- _WORK TO BE COMPLETED_
Take each line of the data that contains the string "JSON" and copy it.

(Items from an interface collection)
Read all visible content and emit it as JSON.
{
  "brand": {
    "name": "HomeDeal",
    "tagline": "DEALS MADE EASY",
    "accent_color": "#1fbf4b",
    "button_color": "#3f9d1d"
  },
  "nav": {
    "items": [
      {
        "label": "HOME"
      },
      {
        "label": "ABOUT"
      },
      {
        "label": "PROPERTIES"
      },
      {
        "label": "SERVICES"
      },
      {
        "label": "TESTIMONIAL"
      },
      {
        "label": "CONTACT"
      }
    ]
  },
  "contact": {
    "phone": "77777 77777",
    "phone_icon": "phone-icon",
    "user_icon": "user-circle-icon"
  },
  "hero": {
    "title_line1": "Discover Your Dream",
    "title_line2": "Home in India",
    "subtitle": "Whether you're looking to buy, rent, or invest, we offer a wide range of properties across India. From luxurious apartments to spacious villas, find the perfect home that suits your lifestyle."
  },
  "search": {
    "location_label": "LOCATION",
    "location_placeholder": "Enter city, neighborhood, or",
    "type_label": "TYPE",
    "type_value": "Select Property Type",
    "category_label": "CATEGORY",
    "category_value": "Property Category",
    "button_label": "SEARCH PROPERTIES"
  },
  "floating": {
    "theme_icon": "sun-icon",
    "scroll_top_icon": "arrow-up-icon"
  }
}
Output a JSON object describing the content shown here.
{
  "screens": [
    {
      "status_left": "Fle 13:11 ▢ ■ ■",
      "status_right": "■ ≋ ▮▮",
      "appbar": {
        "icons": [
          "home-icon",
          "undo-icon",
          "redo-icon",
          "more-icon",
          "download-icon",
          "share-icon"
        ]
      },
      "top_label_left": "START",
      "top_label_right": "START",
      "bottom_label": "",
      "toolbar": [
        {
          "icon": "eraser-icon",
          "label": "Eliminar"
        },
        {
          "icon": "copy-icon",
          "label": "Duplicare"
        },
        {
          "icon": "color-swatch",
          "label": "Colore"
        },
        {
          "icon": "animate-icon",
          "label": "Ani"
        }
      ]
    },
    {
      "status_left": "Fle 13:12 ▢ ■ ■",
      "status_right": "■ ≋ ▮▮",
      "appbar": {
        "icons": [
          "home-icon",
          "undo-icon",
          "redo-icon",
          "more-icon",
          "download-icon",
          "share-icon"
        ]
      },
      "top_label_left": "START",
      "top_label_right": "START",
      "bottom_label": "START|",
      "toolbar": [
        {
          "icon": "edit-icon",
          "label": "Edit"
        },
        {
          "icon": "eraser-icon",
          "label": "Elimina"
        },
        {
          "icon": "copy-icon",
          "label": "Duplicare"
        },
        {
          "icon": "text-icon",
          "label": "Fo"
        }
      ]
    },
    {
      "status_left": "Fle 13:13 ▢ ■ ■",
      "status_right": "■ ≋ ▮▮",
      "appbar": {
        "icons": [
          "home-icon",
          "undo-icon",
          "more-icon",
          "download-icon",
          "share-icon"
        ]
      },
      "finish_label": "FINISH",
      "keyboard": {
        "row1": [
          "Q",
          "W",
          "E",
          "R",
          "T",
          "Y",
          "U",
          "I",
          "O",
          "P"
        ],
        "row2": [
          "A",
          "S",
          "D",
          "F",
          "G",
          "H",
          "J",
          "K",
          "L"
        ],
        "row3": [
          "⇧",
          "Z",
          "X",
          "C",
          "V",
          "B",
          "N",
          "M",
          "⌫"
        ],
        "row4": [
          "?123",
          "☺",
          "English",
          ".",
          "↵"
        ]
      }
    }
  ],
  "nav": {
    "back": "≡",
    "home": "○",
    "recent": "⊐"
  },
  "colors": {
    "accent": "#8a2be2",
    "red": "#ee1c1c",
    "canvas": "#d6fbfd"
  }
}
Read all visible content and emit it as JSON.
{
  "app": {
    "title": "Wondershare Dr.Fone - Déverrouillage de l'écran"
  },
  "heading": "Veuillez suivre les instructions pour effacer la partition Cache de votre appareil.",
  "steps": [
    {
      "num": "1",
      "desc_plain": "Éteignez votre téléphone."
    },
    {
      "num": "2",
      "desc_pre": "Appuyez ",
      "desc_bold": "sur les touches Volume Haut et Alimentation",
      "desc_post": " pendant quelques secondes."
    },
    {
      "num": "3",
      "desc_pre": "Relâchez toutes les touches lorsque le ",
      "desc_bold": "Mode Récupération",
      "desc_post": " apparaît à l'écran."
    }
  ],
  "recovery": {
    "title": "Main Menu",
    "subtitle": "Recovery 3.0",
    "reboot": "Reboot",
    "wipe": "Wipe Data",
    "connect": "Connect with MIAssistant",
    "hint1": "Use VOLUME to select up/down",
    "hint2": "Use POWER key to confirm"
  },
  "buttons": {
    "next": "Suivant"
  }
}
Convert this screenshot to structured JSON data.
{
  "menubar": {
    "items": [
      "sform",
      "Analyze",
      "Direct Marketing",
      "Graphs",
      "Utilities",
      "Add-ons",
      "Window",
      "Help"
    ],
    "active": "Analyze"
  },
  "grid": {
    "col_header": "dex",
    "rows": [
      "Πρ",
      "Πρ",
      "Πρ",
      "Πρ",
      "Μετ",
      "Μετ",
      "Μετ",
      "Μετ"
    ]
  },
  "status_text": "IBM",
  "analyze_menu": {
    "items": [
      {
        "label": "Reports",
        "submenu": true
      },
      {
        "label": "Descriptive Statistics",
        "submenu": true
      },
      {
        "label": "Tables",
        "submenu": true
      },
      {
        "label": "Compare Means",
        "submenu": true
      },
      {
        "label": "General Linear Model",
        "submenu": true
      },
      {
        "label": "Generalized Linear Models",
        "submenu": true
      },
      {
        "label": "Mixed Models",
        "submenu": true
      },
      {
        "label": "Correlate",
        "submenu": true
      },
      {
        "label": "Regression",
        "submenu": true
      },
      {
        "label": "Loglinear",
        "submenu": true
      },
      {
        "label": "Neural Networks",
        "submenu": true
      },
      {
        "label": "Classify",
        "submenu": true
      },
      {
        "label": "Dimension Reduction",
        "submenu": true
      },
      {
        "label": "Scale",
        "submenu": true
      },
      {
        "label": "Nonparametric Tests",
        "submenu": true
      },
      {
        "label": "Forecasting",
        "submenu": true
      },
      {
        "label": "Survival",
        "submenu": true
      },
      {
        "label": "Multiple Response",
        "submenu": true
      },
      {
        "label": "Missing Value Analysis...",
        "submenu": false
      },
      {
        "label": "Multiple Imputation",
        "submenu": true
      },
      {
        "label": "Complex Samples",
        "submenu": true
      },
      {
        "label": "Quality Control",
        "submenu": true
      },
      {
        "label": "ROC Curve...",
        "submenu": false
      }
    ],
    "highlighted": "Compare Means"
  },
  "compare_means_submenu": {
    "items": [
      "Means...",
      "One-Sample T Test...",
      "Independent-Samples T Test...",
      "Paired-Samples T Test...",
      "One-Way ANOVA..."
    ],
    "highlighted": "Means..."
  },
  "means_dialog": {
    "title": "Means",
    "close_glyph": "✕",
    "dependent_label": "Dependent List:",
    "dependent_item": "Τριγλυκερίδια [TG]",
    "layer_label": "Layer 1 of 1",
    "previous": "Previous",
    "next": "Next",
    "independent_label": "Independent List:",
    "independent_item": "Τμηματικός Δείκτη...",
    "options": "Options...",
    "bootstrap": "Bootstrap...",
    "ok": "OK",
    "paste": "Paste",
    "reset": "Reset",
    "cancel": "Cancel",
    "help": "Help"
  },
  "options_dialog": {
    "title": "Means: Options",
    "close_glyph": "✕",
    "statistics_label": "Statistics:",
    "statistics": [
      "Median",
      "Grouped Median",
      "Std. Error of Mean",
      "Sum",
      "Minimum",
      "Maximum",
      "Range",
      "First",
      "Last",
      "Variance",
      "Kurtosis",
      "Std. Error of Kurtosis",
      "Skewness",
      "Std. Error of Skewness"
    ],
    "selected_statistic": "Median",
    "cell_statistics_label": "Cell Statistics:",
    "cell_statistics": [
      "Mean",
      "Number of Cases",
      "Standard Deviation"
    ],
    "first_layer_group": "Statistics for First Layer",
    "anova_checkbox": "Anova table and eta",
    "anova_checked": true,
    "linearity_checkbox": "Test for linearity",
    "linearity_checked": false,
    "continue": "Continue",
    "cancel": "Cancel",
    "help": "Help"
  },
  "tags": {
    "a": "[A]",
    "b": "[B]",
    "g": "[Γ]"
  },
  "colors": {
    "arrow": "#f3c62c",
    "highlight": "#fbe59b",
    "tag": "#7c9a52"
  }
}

- _TASK RESPONSE_
Read all visible content and emit it as JSON.
Output a JSON object describing the content shown here.
Read all visible content and emit it as JSON.
Convert this screenshot to structured JSON data.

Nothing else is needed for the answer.